If nutrient levels in our rivers, creeks and catchments become excessive, they can lead to the overgrowth of algae and other aquatic plants in a process called ‘blooms’. These blooms can have negative effects on water quality and aquatic ecosystems, resulting in reduced water quality, oxygen depletion, loss of biodiversity, and changes in ecosystem structure and function.

4. Which Townsville or Dry Tropics waterways show levels of excess nutrients?

“Every year since 2018 the Dry Tropics Partnership for Healthy Waters has collected data that shows us which waterways have excess nutrients in them. Raised levels of nutrients in both the Ross and Bohle rivers are seen in our Report Card every year.”

The reasons for increased nutrient levels can be many, Kara says.

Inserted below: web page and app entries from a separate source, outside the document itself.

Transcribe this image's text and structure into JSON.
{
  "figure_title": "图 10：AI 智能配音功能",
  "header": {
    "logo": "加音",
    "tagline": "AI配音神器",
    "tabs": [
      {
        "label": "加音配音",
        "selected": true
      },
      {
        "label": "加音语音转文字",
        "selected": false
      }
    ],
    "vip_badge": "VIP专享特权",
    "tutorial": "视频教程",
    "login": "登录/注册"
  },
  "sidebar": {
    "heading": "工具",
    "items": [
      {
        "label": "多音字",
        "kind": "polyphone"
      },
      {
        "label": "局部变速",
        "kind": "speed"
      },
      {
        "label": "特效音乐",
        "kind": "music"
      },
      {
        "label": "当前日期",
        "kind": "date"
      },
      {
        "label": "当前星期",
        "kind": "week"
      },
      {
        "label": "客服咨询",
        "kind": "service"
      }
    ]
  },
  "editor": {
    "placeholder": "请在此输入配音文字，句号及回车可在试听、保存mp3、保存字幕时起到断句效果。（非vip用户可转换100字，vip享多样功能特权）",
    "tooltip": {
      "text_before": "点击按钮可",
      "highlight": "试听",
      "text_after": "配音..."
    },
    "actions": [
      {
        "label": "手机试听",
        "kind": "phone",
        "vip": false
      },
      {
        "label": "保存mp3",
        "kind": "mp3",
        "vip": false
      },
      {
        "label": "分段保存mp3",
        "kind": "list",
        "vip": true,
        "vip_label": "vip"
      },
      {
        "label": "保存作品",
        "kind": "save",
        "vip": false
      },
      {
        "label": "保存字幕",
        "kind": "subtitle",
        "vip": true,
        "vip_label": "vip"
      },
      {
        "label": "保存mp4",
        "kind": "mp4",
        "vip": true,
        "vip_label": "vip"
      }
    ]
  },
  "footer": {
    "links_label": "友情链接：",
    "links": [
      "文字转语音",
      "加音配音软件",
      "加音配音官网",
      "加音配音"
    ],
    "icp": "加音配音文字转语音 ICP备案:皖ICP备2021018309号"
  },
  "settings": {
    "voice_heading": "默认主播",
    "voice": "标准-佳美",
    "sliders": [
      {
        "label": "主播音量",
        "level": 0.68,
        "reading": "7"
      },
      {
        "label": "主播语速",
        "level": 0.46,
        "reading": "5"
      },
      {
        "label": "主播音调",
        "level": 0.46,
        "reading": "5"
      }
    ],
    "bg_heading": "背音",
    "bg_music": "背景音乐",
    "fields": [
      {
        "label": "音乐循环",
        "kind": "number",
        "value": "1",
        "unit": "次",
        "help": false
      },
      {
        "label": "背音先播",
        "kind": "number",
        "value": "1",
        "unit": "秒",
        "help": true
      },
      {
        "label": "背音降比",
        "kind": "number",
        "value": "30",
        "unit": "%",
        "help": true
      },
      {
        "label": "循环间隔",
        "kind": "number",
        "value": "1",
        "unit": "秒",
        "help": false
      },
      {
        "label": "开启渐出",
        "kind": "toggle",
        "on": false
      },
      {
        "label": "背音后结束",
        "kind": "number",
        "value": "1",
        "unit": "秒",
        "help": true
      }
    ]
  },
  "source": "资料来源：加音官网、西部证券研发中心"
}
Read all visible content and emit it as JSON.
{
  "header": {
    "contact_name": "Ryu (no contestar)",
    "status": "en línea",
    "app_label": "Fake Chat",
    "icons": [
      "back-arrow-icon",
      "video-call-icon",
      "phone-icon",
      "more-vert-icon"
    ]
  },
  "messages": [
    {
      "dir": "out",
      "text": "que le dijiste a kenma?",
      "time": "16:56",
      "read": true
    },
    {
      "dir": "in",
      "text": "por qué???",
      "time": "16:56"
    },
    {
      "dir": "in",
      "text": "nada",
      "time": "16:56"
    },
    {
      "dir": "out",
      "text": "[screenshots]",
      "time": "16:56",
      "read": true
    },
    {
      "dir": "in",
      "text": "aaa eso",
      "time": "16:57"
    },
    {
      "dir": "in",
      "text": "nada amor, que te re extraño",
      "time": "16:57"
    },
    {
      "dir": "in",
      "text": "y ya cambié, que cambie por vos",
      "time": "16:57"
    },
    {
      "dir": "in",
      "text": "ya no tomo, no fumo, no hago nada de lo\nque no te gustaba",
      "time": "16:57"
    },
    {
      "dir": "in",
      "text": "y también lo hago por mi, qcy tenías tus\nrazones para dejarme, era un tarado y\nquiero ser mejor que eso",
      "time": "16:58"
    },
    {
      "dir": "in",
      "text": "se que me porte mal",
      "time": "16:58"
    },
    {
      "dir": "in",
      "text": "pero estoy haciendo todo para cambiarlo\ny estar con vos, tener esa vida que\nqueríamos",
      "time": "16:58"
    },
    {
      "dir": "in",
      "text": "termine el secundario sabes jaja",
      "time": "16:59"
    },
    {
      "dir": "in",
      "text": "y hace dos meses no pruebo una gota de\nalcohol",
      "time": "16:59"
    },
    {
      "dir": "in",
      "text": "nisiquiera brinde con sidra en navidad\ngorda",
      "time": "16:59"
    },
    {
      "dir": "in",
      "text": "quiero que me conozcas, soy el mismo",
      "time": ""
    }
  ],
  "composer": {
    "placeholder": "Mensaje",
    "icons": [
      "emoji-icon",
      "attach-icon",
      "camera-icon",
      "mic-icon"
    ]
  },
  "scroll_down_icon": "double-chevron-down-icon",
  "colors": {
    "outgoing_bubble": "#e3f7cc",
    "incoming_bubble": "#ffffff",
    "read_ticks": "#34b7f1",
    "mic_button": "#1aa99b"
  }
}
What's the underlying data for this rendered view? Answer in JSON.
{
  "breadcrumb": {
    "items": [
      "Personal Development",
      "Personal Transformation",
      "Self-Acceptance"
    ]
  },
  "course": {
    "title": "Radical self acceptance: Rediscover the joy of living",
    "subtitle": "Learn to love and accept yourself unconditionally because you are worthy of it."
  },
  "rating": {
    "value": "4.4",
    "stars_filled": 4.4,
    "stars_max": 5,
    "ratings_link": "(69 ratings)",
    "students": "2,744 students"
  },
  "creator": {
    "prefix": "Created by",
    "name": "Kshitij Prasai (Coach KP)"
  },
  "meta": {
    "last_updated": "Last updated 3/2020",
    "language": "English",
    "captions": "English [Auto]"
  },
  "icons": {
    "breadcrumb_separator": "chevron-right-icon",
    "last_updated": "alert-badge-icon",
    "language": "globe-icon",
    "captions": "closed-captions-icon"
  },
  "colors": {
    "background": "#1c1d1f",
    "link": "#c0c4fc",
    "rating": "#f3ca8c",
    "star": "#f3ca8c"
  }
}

“We’re coming to understand that all urban activity on land has a cumulative effect on our rivers and waterways — so waterway health must be a collective problem to solve.”

5. What can be done to prevent excess nutrients in waterways?

In our Townsville and Dry Tropics region, the prevention and management of nutrients in our waterways is the responsibility of council, local industry, agriculture, and everyone who lives and operates along our waters.

“Efforts by our partners and the community to improve water quality increase as awareness grows, and the data shows that for the most part, nutrient levels in the Ross and Bohle are improving,” Kara says.

Preventing nutrient pollution requires managing and reducing nutrient sources, such as improving agricultural practices, properly treating wastewater, and managing stormwater runoff.

“We can also build-up the river’s own defences,” Kara adds. “Help the riverbanks be better at stopping and filtering runoff. That’s why river-bank work, tree-planting, and community efforts to improve our waterways is so important.”

“Many of our partners are undertaking proactive efforts to prevent and respond to excess nutrients in our waterways. Our Champions of the Bohle stories, for example, highlight the work already underway in the Bohle basin to improve waterway health and minimise the impacts of nutrient loads.”

“We know there is a lot of energy building in Townsville among groups and businesses who want to see our waterways get stronger and healthier. Our job is to connect these players and join people up for collective impact. It’s an exciting time.”

Want to get involved? Consider joining our partnership here or get cracking with actions at home that can make a real difference to the nutrient issue.